Directions for this task
For each line of the data below that contains "channel", return that line.

Data extracts
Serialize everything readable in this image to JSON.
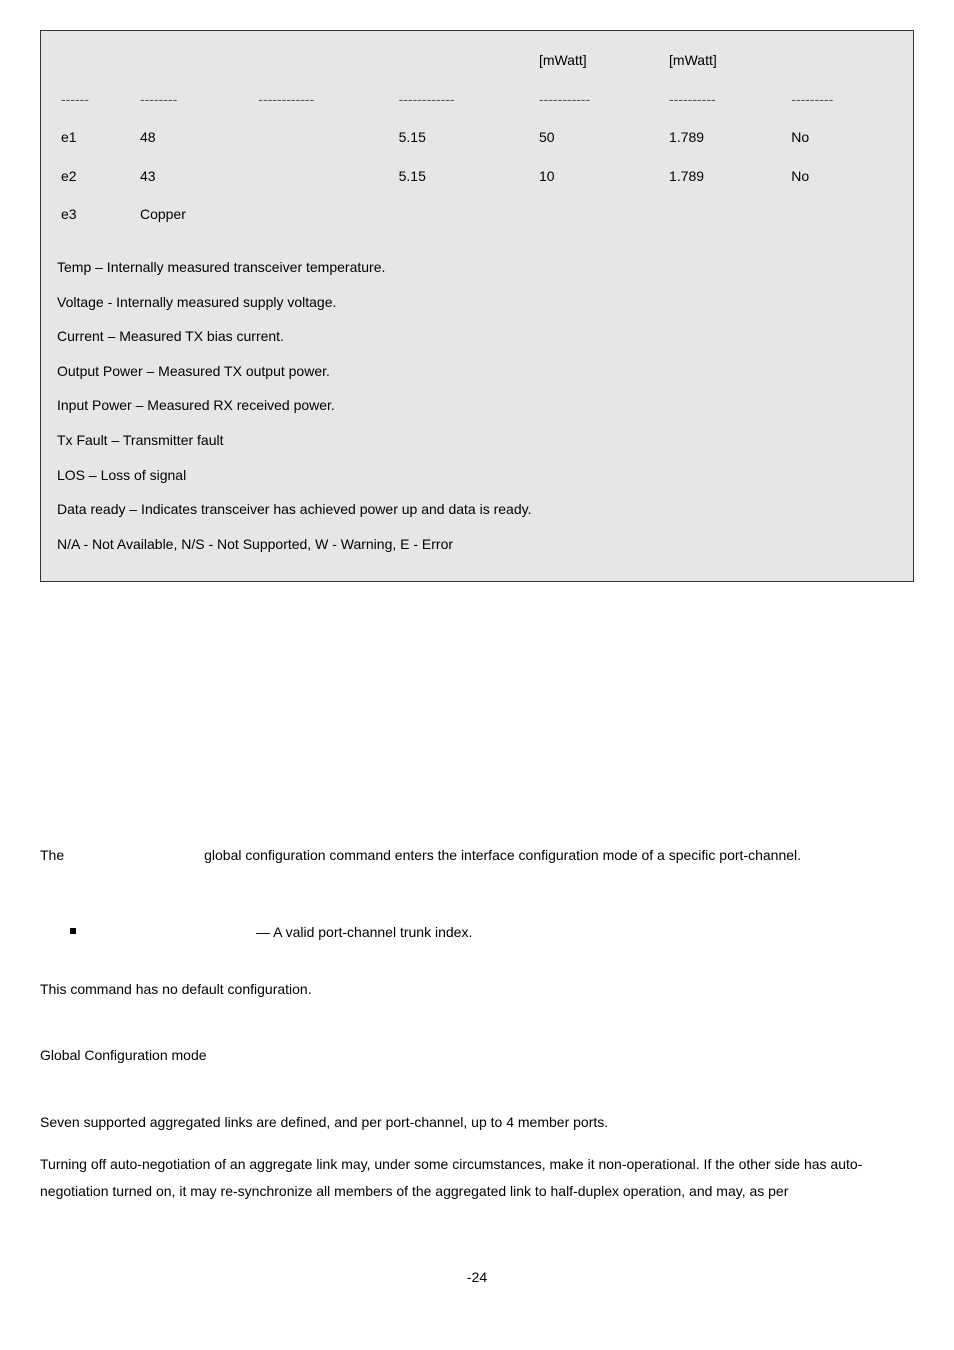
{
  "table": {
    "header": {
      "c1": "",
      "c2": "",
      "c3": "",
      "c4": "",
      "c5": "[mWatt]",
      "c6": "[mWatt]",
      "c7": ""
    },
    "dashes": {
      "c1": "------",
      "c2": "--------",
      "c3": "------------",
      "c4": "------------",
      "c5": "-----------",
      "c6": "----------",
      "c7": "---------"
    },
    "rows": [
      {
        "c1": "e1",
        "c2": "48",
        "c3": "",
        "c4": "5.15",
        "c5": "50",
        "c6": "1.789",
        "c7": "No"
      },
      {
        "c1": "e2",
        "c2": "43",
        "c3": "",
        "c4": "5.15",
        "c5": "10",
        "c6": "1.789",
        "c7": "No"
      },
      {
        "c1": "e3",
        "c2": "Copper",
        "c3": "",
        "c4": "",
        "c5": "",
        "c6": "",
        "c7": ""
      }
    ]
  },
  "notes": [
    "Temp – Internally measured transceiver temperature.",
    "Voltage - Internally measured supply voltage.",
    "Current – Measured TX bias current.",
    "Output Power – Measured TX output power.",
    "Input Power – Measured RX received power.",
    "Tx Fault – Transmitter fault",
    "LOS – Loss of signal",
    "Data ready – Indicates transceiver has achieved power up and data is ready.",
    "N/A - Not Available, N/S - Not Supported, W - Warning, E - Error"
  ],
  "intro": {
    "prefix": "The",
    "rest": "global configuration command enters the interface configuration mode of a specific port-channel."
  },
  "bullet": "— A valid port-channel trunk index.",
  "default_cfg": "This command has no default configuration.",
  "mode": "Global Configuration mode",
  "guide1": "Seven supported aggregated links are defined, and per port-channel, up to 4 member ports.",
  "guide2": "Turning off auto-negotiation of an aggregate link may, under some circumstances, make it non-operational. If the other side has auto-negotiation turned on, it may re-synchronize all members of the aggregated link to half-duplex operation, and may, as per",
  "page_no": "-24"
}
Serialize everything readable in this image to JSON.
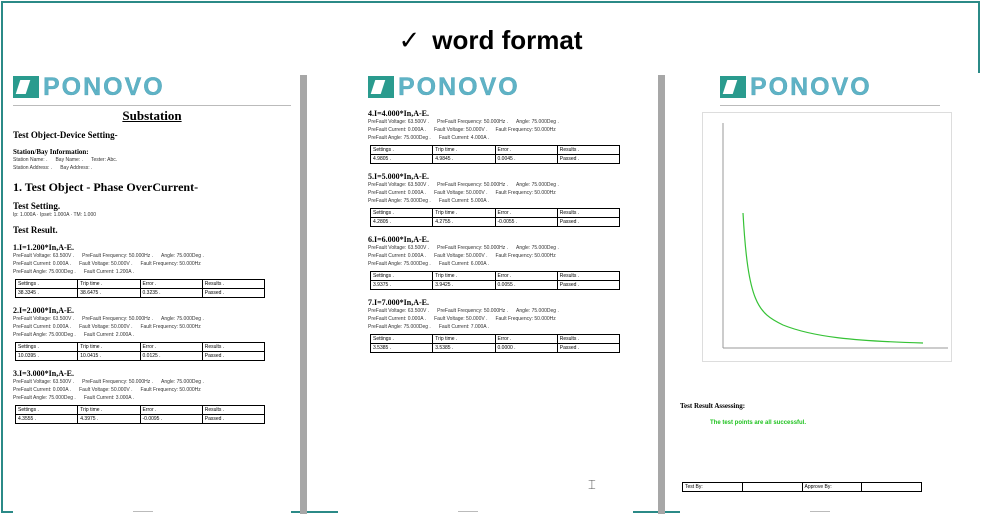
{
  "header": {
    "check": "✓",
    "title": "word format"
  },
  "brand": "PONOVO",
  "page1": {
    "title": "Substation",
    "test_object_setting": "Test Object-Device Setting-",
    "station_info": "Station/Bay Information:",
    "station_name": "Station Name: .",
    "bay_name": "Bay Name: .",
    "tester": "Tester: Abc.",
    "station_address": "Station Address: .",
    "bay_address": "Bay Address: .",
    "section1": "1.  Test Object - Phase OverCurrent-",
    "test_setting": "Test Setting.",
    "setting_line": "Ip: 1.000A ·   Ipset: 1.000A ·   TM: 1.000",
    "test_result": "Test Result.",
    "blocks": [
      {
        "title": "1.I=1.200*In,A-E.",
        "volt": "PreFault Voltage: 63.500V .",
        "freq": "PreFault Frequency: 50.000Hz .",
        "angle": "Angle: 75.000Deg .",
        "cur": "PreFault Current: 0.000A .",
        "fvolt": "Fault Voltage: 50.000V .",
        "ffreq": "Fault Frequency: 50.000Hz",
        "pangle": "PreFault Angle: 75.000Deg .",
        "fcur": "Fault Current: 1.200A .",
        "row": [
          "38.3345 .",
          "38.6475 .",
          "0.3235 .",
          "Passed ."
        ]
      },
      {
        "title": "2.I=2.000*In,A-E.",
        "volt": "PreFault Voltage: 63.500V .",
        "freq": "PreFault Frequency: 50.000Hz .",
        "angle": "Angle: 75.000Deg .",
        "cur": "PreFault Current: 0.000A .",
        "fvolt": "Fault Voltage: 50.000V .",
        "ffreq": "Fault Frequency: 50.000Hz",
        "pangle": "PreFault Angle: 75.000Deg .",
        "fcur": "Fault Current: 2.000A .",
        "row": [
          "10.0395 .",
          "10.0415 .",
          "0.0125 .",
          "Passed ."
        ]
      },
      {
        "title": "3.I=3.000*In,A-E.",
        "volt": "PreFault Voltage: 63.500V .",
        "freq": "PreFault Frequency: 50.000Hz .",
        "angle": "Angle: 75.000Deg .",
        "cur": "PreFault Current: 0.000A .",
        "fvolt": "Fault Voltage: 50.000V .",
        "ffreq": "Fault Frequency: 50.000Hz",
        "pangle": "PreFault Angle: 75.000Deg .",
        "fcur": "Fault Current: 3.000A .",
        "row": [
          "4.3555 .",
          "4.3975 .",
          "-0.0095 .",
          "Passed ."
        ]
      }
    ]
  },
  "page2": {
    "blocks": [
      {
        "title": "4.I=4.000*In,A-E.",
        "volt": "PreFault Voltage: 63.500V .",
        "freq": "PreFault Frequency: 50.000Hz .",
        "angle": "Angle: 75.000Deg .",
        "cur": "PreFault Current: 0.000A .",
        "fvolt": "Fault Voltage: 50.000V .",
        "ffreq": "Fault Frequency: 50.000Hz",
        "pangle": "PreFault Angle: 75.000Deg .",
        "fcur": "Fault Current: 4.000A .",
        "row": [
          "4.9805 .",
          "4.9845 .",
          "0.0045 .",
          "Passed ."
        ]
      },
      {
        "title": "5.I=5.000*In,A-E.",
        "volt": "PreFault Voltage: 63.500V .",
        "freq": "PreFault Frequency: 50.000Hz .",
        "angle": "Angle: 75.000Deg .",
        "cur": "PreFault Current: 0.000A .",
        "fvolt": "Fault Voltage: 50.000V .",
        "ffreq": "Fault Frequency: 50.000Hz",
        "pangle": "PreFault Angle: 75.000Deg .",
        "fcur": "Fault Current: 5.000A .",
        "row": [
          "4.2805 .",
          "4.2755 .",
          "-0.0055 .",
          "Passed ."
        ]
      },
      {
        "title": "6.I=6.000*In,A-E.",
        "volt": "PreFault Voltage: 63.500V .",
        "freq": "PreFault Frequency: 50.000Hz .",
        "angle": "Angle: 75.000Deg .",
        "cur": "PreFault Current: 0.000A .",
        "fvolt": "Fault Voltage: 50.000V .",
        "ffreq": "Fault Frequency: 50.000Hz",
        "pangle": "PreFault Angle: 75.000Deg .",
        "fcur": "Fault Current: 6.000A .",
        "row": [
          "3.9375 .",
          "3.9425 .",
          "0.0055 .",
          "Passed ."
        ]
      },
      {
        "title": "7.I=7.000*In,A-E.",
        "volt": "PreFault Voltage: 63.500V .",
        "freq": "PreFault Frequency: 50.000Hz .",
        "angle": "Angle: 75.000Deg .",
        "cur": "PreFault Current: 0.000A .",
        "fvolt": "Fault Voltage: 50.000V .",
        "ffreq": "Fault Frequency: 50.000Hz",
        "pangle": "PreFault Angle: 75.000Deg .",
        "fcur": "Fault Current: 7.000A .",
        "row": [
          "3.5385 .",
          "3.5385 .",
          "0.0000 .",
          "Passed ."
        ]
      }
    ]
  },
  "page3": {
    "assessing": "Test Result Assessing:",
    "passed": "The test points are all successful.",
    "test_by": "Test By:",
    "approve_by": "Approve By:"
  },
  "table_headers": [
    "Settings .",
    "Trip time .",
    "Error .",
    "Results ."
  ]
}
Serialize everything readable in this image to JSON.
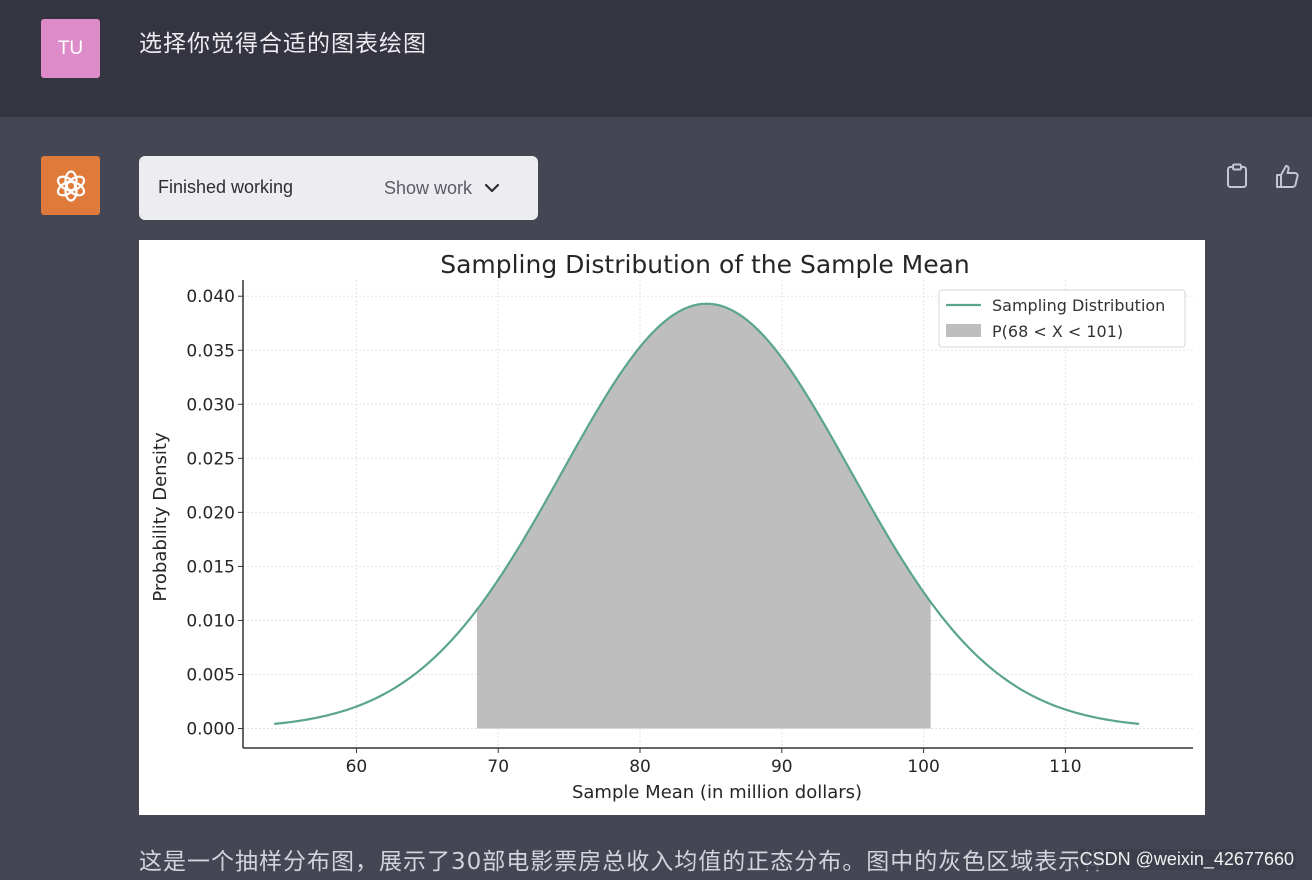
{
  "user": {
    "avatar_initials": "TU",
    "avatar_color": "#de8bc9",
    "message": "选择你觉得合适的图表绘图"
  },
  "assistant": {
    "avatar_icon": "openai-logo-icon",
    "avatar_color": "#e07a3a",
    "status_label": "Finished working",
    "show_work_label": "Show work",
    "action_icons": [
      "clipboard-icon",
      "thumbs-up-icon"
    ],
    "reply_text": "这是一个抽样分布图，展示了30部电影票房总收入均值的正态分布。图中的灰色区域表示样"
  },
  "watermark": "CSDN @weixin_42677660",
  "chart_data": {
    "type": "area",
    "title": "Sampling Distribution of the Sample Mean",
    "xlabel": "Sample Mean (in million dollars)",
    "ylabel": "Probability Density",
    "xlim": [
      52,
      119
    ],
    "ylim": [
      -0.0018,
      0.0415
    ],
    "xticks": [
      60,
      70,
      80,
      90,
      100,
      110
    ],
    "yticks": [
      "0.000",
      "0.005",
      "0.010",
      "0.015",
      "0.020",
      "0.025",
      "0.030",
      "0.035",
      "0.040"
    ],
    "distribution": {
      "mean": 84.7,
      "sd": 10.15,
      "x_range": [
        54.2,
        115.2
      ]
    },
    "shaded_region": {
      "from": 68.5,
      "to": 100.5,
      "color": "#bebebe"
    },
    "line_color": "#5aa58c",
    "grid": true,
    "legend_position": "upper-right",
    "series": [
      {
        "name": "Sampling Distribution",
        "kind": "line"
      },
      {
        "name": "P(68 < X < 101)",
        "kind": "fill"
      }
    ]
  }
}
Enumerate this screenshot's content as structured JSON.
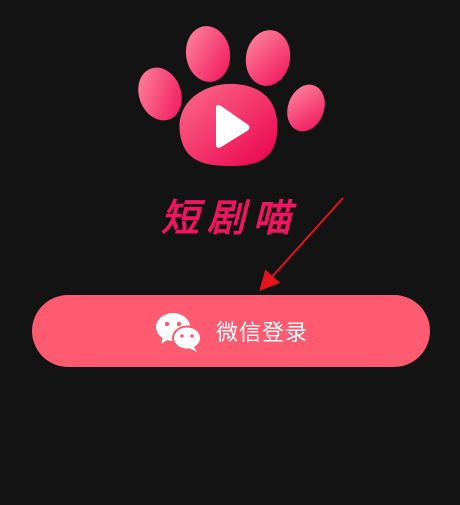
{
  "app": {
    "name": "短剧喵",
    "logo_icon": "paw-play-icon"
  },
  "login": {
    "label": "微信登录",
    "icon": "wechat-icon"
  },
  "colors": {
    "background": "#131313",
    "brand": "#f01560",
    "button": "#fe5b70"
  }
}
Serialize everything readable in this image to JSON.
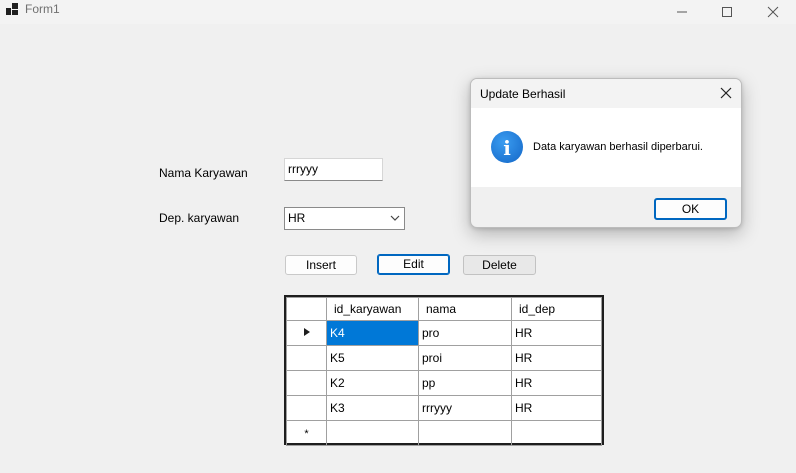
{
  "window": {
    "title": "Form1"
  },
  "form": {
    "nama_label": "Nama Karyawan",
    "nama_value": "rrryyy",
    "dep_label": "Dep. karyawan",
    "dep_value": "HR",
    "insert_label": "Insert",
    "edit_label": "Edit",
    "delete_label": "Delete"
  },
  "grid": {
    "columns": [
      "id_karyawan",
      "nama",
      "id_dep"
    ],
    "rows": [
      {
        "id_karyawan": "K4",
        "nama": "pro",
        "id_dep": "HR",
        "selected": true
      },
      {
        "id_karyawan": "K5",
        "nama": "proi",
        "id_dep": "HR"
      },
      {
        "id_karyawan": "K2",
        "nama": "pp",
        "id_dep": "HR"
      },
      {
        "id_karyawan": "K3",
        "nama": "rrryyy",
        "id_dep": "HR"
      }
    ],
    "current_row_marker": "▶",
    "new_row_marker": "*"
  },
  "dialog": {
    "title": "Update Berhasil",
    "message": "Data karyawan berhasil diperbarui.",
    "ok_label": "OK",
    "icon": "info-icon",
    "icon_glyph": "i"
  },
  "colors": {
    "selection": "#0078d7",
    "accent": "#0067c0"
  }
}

Exercise answer
    "rest": "global configuration command enters the interface configuration mode of a specific port-channel."
  "bullet": "— A valid port-channel trunk index.",
  "guide1": "Seven supported aggregated links are defined, and per port-channel, up to 4 member ports.",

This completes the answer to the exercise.